Samsung Display delivered 30 million notebook panels in 2015. While the fab restructuring goes on, notebook panel shipments could fall to 12 million in 2016, and then possibly 4 million in 2017. There is an 18-million panel gap in the second half of this year, and brands must respond to the change in order to acquire sufficient panels.
HP is the company most affected, with shipments from Samsung Display declining to 350,000 units in Q2, down from 1.1 million in Q1. To secure sufficient panel supply for set production, HP shifted orders to other panel makers. Taiwan’s Innolux, for instance, received a 2.8 million panel order in Q2, up 58% from Q1.
China’s BOE is also benefitting from Samsung Display’s strategic changes. BOE’s total notebook PC panel shipments jumped from 4.9 million units in Q1 to 7.2 million in Q2. In fact, every top brand is contributing to this growth, as BOE received orders of more than 1 million panels each from Dell, HP and Lenovo.
Furthermore, BOE was the largest notebook PC panel maker for shipments in August, according to the Large Area Display Market Tracker. Its notebook panel shipment share grew significantly, rising to 23.9% in August, up from 6.3% during the same month last year. BOE’s target is become the largest panel supplier, which it can achieve through several factors. These include the retreat of Koran panel makers, especially Samsung Display and LG Display in the twisted nematic (TN) panel space; a dedicated strategy to gain more design wins in PC brands like Dell, HP, Lenovo and even Apple; and its expansion in notebook PC capacity, especially in Gen8.
Overall, BOE is expected to grow its notebook business to more than 36 million panels in 2017, which is very close to that of Taiwanese maker AUO. BOE first began to supply notebook panels in 2009, and since then has become a giant in the IT panel market. Furthermore, BOE has a Gen8 fab in Chongqing, China, which is very close to the world’s largest notebook assembly base. Notebook panel shipments from the Chongqing Gen8 fab are expected to grow very rapidly next year, thanks to efficient logistics and BOE’s dedication to the notebook PC market.
Opportunities for Chinese and Taiwanese makers to grow share in premium panels
LG Display and Samsung Display used to supply panels for Apple notebooks.
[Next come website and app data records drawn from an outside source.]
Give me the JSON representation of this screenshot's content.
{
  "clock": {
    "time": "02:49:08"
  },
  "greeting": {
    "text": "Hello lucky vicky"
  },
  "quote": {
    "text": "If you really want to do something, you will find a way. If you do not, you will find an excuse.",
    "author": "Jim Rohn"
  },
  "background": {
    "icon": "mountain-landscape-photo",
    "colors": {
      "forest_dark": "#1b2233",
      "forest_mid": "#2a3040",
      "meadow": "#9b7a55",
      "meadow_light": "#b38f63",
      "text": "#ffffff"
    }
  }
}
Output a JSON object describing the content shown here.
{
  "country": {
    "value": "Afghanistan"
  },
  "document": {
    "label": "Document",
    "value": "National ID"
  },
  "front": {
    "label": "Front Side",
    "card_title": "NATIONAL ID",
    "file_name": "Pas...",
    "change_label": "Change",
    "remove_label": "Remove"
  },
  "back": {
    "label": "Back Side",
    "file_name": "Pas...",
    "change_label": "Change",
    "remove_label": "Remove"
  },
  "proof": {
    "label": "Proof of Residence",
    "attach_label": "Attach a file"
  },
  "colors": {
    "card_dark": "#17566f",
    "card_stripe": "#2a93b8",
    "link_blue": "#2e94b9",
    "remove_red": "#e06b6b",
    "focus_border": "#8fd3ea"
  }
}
However, a fab restructuring, especially the reallocation of Oxide (IGZO) TFT LCD capacity, has raised Apple’s concerns over panel supply uncertainty.
According to the Notebook & Tablet Display Supply Chain Tracker, Apple has decided to add Sharp as a panel supplier for new MacBook Pro panels to diversify and to manage the risk caused by Samsung Display changing business plans again. Meanwhile, the merger of Foxconn and Sharp provides some chance to provide cost-competitive solutions to Apple. For its legacy MacBook Air, Apple also plans to source 13.3-inch panels from BOE—the first time that Apple has adopted LCD panels from Chinese makers. This design-win in the Apple MacBook has been recognized as an important milestone for BOE. It also breaks the myth prevalent in some industrial circles that Apple does not use displays produced by Chinese makers.
Samsung Display’s withdrawal from the LCD business has also affected the supply of panels with wide-view-angles featuring in-plane switching (IPS)/plane to line switching (PLS) technology. Samsung Display had been one of the major suppliers of the panels, second only to LG Display. To avoid having LG Display become the lone source for IPS/PLS panels, brands will need to find other suppliers when Samsung Display begins to reduce IPS/PLS panel production. In the meantime, LG Display is also reducing its production of TN panels to shift more focus to IPS wide-view-angle IT panels.
AUO is one of the qualified candidates that can step in to fulfill the gap left by Samsung Display, and the Taiwanese maker is already receiving increased orders from brands. According to the Large Area Display Market Tracker, IPS share for AUO was 17% in Q2 and is forecast to reach 19% in Q4—larger than that of Samsung Display. During this time of panel shortage, AUO will not be trying to gain market share. Instead, it plans to change product mix to focus on profitable products. IPS and touch on display (TOD) represent good opportunities for AUO.
David Hsieh is Director of Analysis & Research within the IHS Markit Technology Group at IHS Markit
Posted 17 October 2016